# Data for this exercise:

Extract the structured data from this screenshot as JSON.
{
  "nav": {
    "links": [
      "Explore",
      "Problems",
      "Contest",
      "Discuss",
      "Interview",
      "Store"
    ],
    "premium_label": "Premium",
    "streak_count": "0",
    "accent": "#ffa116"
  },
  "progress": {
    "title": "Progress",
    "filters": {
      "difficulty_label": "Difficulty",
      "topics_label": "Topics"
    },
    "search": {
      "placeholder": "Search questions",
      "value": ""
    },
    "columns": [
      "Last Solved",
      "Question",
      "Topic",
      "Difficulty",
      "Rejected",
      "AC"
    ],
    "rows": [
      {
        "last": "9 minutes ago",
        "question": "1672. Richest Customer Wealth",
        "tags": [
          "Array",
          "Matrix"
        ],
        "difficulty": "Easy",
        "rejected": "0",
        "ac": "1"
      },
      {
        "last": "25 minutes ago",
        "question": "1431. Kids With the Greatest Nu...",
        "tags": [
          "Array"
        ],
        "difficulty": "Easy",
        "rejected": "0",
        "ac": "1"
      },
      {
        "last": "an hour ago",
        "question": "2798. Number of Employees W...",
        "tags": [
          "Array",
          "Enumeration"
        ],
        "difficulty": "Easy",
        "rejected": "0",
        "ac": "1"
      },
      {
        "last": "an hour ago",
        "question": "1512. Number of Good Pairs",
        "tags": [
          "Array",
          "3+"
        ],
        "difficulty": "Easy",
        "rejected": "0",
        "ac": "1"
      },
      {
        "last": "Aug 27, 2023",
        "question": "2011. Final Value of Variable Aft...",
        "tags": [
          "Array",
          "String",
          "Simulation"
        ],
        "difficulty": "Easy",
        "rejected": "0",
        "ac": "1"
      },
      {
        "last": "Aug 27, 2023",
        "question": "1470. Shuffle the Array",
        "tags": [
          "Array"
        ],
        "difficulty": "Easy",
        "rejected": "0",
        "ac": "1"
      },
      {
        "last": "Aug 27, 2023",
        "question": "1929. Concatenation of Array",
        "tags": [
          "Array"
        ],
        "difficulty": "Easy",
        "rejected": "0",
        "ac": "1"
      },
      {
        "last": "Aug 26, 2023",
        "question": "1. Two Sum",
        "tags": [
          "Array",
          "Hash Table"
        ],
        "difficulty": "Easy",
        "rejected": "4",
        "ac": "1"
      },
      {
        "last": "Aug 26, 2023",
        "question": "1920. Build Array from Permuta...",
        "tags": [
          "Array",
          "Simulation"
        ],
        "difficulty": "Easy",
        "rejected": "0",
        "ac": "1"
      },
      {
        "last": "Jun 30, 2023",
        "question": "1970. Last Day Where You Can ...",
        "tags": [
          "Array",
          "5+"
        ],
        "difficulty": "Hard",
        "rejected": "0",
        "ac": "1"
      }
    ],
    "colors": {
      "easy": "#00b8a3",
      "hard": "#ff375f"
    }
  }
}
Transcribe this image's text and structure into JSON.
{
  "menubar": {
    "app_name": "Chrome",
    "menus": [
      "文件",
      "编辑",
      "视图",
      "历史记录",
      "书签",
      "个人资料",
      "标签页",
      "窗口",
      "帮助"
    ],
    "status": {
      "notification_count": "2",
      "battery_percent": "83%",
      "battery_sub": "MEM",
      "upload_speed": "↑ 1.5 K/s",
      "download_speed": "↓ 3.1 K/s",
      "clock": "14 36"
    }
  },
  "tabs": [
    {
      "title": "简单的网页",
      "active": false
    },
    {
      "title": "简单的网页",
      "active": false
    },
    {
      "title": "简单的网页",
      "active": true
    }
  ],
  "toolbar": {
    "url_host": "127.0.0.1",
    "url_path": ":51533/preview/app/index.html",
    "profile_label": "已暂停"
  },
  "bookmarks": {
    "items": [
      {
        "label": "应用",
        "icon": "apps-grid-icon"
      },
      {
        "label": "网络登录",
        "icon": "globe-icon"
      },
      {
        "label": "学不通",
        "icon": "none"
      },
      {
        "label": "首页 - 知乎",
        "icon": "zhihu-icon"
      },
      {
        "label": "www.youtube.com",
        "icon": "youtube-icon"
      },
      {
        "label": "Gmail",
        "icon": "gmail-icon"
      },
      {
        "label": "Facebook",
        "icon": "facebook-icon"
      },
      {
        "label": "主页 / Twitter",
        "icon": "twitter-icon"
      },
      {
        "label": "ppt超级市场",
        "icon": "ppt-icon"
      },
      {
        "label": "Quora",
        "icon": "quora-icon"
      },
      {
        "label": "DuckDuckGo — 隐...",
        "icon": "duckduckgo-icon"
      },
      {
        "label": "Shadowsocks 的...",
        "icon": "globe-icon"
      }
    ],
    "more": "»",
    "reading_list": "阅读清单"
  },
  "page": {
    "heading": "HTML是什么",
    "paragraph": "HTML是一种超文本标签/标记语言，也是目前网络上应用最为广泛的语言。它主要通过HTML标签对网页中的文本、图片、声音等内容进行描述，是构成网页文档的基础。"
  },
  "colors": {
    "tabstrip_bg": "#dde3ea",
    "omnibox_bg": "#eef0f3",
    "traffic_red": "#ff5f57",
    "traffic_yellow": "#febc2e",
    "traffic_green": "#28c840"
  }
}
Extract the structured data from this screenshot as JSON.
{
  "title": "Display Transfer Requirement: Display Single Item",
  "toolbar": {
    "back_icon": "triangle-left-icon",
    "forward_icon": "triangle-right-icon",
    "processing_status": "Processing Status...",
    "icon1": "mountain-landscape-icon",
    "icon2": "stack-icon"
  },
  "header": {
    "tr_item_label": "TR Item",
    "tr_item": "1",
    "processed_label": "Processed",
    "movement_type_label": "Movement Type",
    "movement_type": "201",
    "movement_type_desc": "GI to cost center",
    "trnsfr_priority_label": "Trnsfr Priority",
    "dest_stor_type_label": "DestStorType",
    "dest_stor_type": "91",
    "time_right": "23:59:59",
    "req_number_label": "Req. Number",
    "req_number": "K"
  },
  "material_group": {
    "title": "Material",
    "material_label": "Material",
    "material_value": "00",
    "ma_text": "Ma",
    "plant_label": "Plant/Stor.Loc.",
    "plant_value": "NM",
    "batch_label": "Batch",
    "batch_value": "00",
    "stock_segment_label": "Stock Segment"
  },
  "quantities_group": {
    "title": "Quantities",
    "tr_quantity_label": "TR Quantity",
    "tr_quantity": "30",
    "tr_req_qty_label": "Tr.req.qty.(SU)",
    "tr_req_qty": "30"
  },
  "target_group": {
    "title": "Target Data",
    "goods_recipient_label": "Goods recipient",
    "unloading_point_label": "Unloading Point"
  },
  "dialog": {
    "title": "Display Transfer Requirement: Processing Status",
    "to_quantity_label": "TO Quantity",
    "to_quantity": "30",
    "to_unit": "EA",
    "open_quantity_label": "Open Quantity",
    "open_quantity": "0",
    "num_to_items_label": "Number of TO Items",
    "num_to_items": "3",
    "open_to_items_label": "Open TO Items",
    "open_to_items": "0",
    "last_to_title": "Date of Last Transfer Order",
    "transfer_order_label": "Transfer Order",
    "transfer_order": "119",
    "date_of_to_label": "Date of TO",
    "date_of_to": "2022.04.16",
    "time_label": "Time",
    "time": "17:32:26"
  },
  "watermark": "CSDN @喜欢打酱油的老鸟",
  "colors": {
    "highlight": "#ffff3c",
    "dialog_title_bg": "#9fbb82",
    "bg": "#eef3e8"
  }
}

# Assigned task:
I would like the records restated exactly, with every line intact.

# Written response:
Extract the structured data from this screenshot as JSON.
{
  "nav": {
    "links": [
      "Explore",
      "Problems",
      "Contest",
      "Discuss",
      "Interview",
      "Store"
    ],
    "premium_label": "Premium",
    "streak_count": "0",
    "accent": "#ffa116"
  },
  "progress": {
    "title": "Progress",
    "filters": {
      "difficulty_label": "Difficulty",
      "topics_label": "Topics"
    },
    "search": {
      "placeholder": "Search questions",
      "value": ""
    },
    "columns": [
      "Last Solved",
      "Question",
      "Topic",
      "Difficulty",
      "Rejected",
      "AC"
    ],
    "rows": [
      {
        "last": "9 minutes ago",
        "question": "1672. Richest Customer Wealth",
        "tags": [
          "Array",
          "Matrix"
        ],
        "difficulty": "Easy",
        "rejected": "0",
        "ac": "1"
      },
      {
        "last": "25 minutes ago",
        "question": "1431. Kids With the Greatest Nu...",
        "tags": [
          "Array"
        ],
        "difficulty": "Easy",
        "rejected": "0",
        "ac": "1"
      },
      {
        "last": "an hour ago",
        "question": "2798. Number of Employees W...",
        "tags": [
          "Array",
          "Enumeration"
        ],
        "difficulty": "Easy",
        "rejected": "0",
        "ac": "1"
      },
      {
        "last": "an hour ago",
        "question": "1512. Number of Good Pairs",
        "tags": [
          "Array",
          "3+"
        ],
        "difficulty": "Easy",
        "rejected": "0",
        "ac": "1"
      },
      {
        "last": "Aug 27, 2023",
        "question": "2011. Final Value of Variable Aft...",
        "tags": [
          "Array",
          "String",
          "Simulation"
        ],
        "difficulty": "Easy",
        "rejected": "0",
        "ac": "1"
      },
      {
        "last": "Aug 27, 2023",
        "question": "1470. Shuffle the Array",
        "tags": [
          "Array"
        ],
        "difficulty": "Easy",
        "rejected": "0",
        "ac": "1"
      },
      {
        "last": "Aug 27, 2023",
        "question": "1929. Concatenation of Array",
        "tags": [
          "Array"
        ],
        "difficulty": "Easy",
        "rejected": "0",
        "ac": "1"
      },
      {
        "last": "Aug 26, 2023",
        "question": "1. Two Sum",
        "tags": [
          "Array",
          "Hash Table"
        ],
        "difficulty": "Easy",
        "rejected": "4",
        "ac": "1"
      },
      {
        "last": "Aug 26, 2023",
        "question": "1920. Build Array from Permuta...",
        "tags": [
          "Array",
          "Simulation"
        ],
        "difficulty": "Easy",
        "rejected": "0",
        "ac": "1"
      },
      {
        "last": "Jun 30, 2023",
        "question": "1970. Last Day Where You Can ...",
        "tags": [
          "Array",
          "5+"
        ],
        "difficulty": "Hard",
        "rejected": "0",
        "ac": "1"
      }
    ],
    "colors": {
      "easy": "#00b8a3",
      "hard": "#ff375f"
    }
  }
}
Transcribe this image's text and structure into JSON.
{
  "menubar": {
    "app_name": "Chrome",
    "menus": [
      "文件",
      "编辑",
      "视图",
      "历史记录",
      "书签",
      "个人资料",
      "标签页",
      "窗口",
      "帮助"
    ],
    "status": {
      "notification_count": "2",
      "battery_percent": "83%",
      "battery_sub": "MEM",
      "upload_speed": "↑ 1.5 K/s",
      "download_speed": "↓ 3.1 K/s",
      "clock": "14 36"
    }
  },
  "tabs": [
    {
      "title": "简单的网页",
      "active": false
    },
    {
      "title": "简单的网页",
      "active": false
    },
    {
      "title": "简单的网页",
      "active": true
    }
  ],
  "toolbar": {
    "url_host": "127.0.0.1",
    "url_path": ":51533/preview/app/index.html",
    "profile_label": "已暂停"
  },
  "bookmarks": {
    "items": [
      {
        "label": "应用",
        "icon": "apps-grid-icon"
      },
      {
        "label": "网络登录",
        "icon": "globe-icon"
      },
      {
        "label": "学不通",
        "icon": "none"
      },
      {
        "label": "首页 - 知乎",
        "icon": "zhihu-icon"
      },
      {
        "label": "www.youtube.com",
        "icon": "youtube-icon"
      },
      {
        "label": "Gmail",
        "icon": "gmail-icon"
      },
      {
        "label": "Facebook",
        "icon": "facebook-icon"
      },
      {
        "label": "主页 / Twitter",
        "icon": "twitter-icon"
      },
      {
        "label": "ppt超级市场",
        "icon": "ppt-icon"
      },
      {
        "label": "Quora",
        "icon": "quora-icon"
      },
      {
        "label": "DuckDuckGo — 隐...",
        "icon": "duckduckgo-icon"
      },
      {
        "label": "Shadowsocks 的...",
        "icon": "globe-icon"
      }
    ],
    "more": "»",
    "reading_list": "阅读清单"
  },
  "page": {
    "heading": "HTML是什么",
    "paragraph": "HTML是一种超文本标签/标记语言，也是目前网络上应用最为广泛的语言。它主要通过HTML标签对网页中的文本、图片、声音等内容进行描述，是构成网页文档的基础。"
  },
  "colors": {
    "tabstrip_bg": "#dde3ea",
    "omnibox_bg": "#eef0f3",
    "traffic_red": "#ff5f57",
    "traffic_yellow": "#febc2e",
    "traffic_green": "#28c840"
  }
}
Extract the structured data from this screenshot as JSON.
{
  "title": "Display Transfer Requirement: Display Single Item",
  "toolbar": {
    "back_icon": "triangle-left-icon",
    "forward_icon": "triangle-right-icon",
    "processing_status": "Processing Status...",
    "icon1": "mountain-landscape-icon",
    "icon2": "stack-icon"
  },
  "header": {
    "tr_item_label": "TR Item",
    "tr_item": "1",
    "processed_label": "Processed",
    "movement_type_label": "Movement Type",
    "movement_type": "201",
    "movement_type_desc": "GI to cost center",
    "trnsfr_priority_label": "Trnsfr Priority",
    "dest_stor_type_label": "DestStorType",
    "dest_stor_type": "91",
    "time_right": "23:59:59",
    "req_number_label": "Req. Number",
    "req_number": "K"
  },
  "material_group": {
    "title": "Material",
    "material_label": "Material",
    "material_value": "00",
    "ma_text": "Ma",
    "plant_label": "Plant/Stor.Loc.",
    "plant_value": "NM",
    "batch_label": "Batch",
    "batch_value": "00",
    "stock_segment_label": "Stock Segment"
  },
  "quantities_group": {
    "title": "Quantities",
    "tr_quantity_label": "TR Quantity",
    "tr_quantity": "30",
    "tr_req_qty_label": "Tr.req.qty.(SU)",
    "tr_req_qty": "30"
  },
  "target_group": {
    "title": "Target Data",
    "goods_recipient_label": "Goods recipient",
    "unloading_point_label": "Unloading Point"
  },
  "dialog": {
    "title": "Display Transfer Requirement: Processing Status",
    "to_quantity_label": "TO Quantity",
    "to_quantity": "30",
    "to_unit": "EA",
    "open_quantity_label": "Open Quantity",
    "open_quantity": "0",
    "num_to_items_label": "Number of TO Items",
    "num_to_items": "3",
    "open_to_items_label": "Open TO Items",
    "open_to_items": "0",
    "last_to_title": "Date of Last Transfer Order",
    "transfer_order_label": "Transfer Order",
    "transfer_order": "119",
    "date_of_to_label": "Date of TO",
    "date_of_to": "2022.04.16",
    "time_label": "Time",
    "time": "17:32:26"
  },
  "watermark": "CSDN @喜欢打酱油的老鸟",
  "colors": {
    "highlight": "#ffff3c",
    "dialog_title_bg": "#9fbb82",
    "bg": "#eef3e8"
  }
}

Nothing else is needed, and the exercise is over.